- Organizational Structure by Region: Advantages and Disadvantages
- Organizational Structure by Customers: How It Works, Advantages, Disadvantages
- Matrix Structure: How It Works, Advantages, Disadvantages
- Horizontal Organizational Structure: Characteristics, Advantages, Disadvantages
- Vertical Organizational Structure: Characteristics, Advantages, Disadvantages
- Shamrock Organization: How it Works, Advantages and Disadvantages
- Project-Based Organizational Structure: Strengths and Weaknesses
- Centralized Organizational Structure: Advantages, Disadvantages
- Decentralized Organizational Structure: Advantages, Disadvantages
- Formal Organizational Structure: Characteristics, Advantages, Disadvantages
- Informal Organizational Structure: Characteristics, Advantages, Disadvantages

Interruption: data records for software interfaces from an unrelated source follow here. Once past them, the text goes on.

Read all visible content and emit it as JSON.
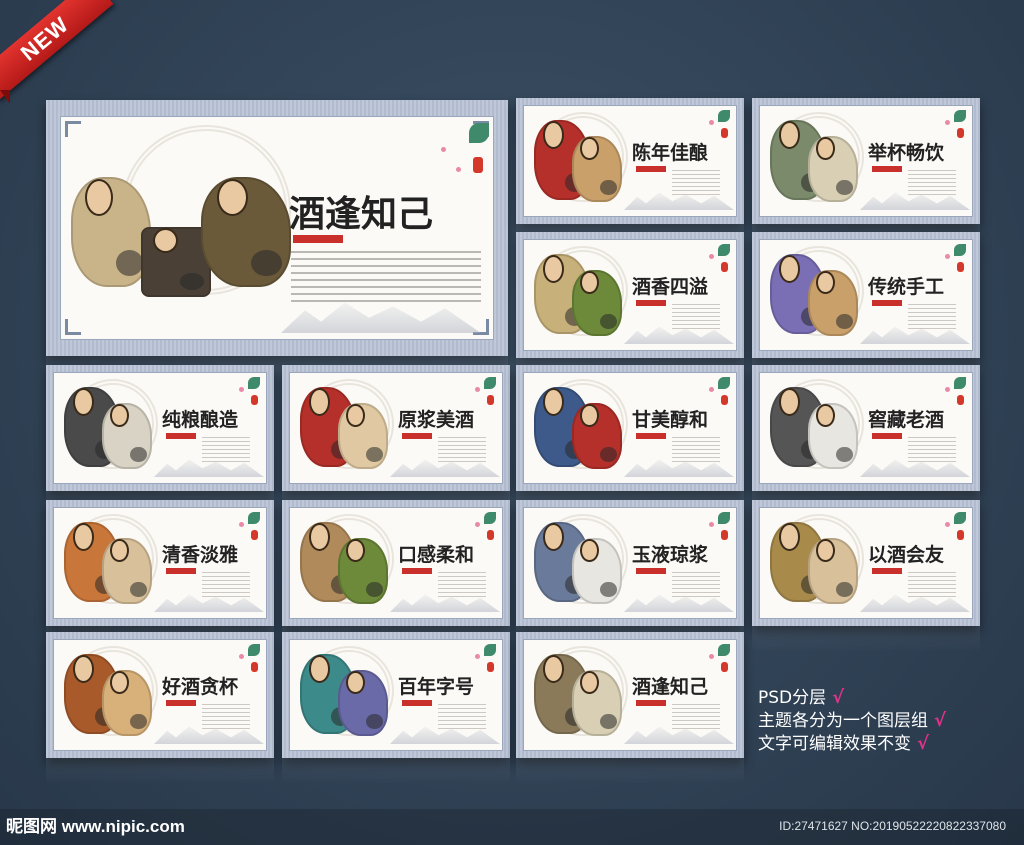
{
  "badge": "NEW",
  "main_board": {
    "title": "酒逢知己"
  },
  "boards": [
    {
      "title": "陈年佳酿",
      "palette": [
        "#b5302a",
        "#c9a06a"
      ]
    },
    {
      "title": "举杯畅饮",
      "palette": [
        "#7a8a6a",
        "#d8cfb4"
      ]
    },
    {
      "title": "酒香四溢",
      "palette": [
        "#c8b07a",
        "#6d8a3a"
      ]
    },
    {
      "title": "传统手工",
      "palette": [
        "#7a6fb4",
        "#c9a06a"
      ]
    },
    {
      "title": "纯粮酿造",
      "palette": [
        "#4a4a4a",
        "#d8d3c4"
      ]
    },
    {
      "title": "原浆美酒",
      "palette": [
        "#b5302a",
        "#e0c9a2"
      ]
    },
    {
      "title": "甘美醇和",
      "palette": [
        "#3d5a8a",
        "#b5302a"
      ]
    },
    {
      "title": "窖藏老酒",
      "palette": [
        "#555555",
        "#e8e6e0"
      ]
    },
    {
      "title": "清香淡雅",
      "palette": [
        "#c9763a",
        "#d8c09a"
      ]
    },
    {
      "title": "口感柔和",
      "palette": [
        "#b08a5a",
        "#6d8a3a"
      ]
    },
    {
      "title": "玉液琼浆",
      "palette": [
        "#6a7a9a",
        "#e8e6e0"
      ]
    },
    {
      "title": "以酒会友",
      "palette": [
        "#a88a4a",
        "#d8c09a"
      ]
    },
    {
      "title": "好酒贪杯",
      "palette": [
        "#a85a2a",
        "#d8b07a"
      ]
    },
    {
      "title": "百年字号",
      "palette": [
        "#3d8a8a",
        "#6a6aa8"
      ]
    },
    {
      "title": "酒逢知己",
      "palette": [
        "#8a7a5a",
        "#d8cfb4"
      ]
    }
  ],
  "features": [
    {
      "text": "PSD分层",
      "check": "√"
    },
    {
      "text": "主题各分为一个图层组",
      "check": "√"
    },
    {
      "text": "文字可编辑效果不变",
      "check": "√"
    }
  ],
  "footer": {
    "site": "昵图网 www.nipic.com",
    "id_text": "ID:27471627 NO:20190522220822337080"
  },
  "colors": {
    "background": "#34465a",
    "frame": "#b9c3d6",
    "accent_check": "#e0328a",
    "ribbon": "#d0282a"
  }
}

- Multidivisional Structure: Importance, How it Works, Pros, Cons